A company's current website is for all intents and purposes its gates to the world, and to its clients (including prospective ones), vendors, and partners, and an even ten-minute interruption in its operation can severely affect the activities of the entire company. But it’s not just websites—even a hacked Twitter account can cause problems!
The FBI has started investigating a hacker attack that petrified the whole world and whipped the news teams of hundreds of TV channels into a frenzy. On its official Twitter page, the Associated Press posted a message saying that two explosions had occurred at the White House and that President Obama had been injured. Clarification that contradicted that news followed within a few minutes, but that was long enough for all the other news agencies to pick up the hot story since the Associated Press is a trusted source of information.
As you can guess, such a hoax strongly influenced stock market prices—and the person who knew, for example, that shares in the largest US companies were soon going to drop dramatically because of the panic and then bounce back just as dramatically once the clarification was posted, made a killing.

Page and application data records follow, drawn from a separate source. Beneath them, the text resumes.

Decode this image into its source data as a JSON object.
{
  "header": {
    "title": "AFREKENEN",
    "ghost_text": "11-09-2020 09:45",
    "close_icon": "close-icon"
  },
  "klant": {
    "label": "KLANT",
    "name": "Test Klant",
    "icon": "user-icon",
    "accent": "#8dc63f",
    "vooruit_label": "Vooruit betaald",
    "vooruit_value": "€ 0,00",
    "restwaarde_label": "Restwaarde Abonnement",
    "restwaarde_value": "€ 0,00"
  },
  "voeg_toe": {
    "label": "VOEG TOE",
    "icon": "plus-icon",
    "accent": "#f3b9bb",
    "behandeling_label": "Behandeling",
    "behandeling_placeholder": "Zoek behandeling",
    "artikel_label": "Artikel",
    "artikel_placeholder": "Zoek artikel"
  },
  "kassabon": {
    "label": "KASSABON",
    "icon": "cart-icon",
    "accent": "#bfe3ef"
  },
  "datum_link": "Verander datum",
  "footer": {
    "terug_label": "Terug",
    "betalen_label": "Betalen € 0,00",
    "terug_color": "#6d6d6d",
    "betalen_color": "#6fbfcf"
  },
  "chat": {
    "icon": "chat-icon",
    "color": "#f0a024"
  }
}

However, such cases are rare. The most massive cyberattacks are DDoS ones (Distributed Denial of Service), and in the vast majority of cases, to perform DDoS attacks, hackers infect a large number of computers, mobile devices, and even Internet of Things devices (which are usually not protected by any anti-virus or are protected by an anti-virus of low quality) all over the world with special malware, and then use them to flood targeted websites with millions of requests, occupying bandwidth and making it difficult to use those websites.
Hence, in 2016 Russia even had the sad honour of ranking first among the countries suffering from DDoS attacks—in the second quarter of 2016, we even surpassed China—and if you count up the number of attacks, Russia had about three times as many!
What’s the benefit of conducting such cyberattacks? In the case of those who carry them out, it’s totally obvious—they get money for it—thousands of dollars for a website that will be down temporarily and back up again as soon as the "employer" stops paying the hackers. But what do the “employers” get out of this? Why are they spending money on this?
The reasons can vary—from wanting to create problems for competitors to wanting to flex some muscle. But their sole overarching goal is to cause harm and TERRORIZE people.
- DDoS attacks can’t last forever. They cost a lot of money for each minute of work so sooner or later they’ll fizzle out. In other words—don’t panic, which is what the cyberterrorists want, and calmly wait until the attack is over.
- Use an anti-virus to regularly scan all your computers and devices that are connected to the Internet. If a device is "smart" enough to be a potential source for cyber threats but too "stupid" to have an anti-virus installed on it, scan it remotely—for example, Dr.Web Anti-virus for Linux can scan via SSH.
- Never leave factory passwords on new computers and devices—replace them with something stronger than 12345.
- Some countries have already taken legal steps to bring the device owner who took part in the attack to justice—and rightly so!
If everyone would respect these simple recommendations, there wouldn't be any DDoS attacks!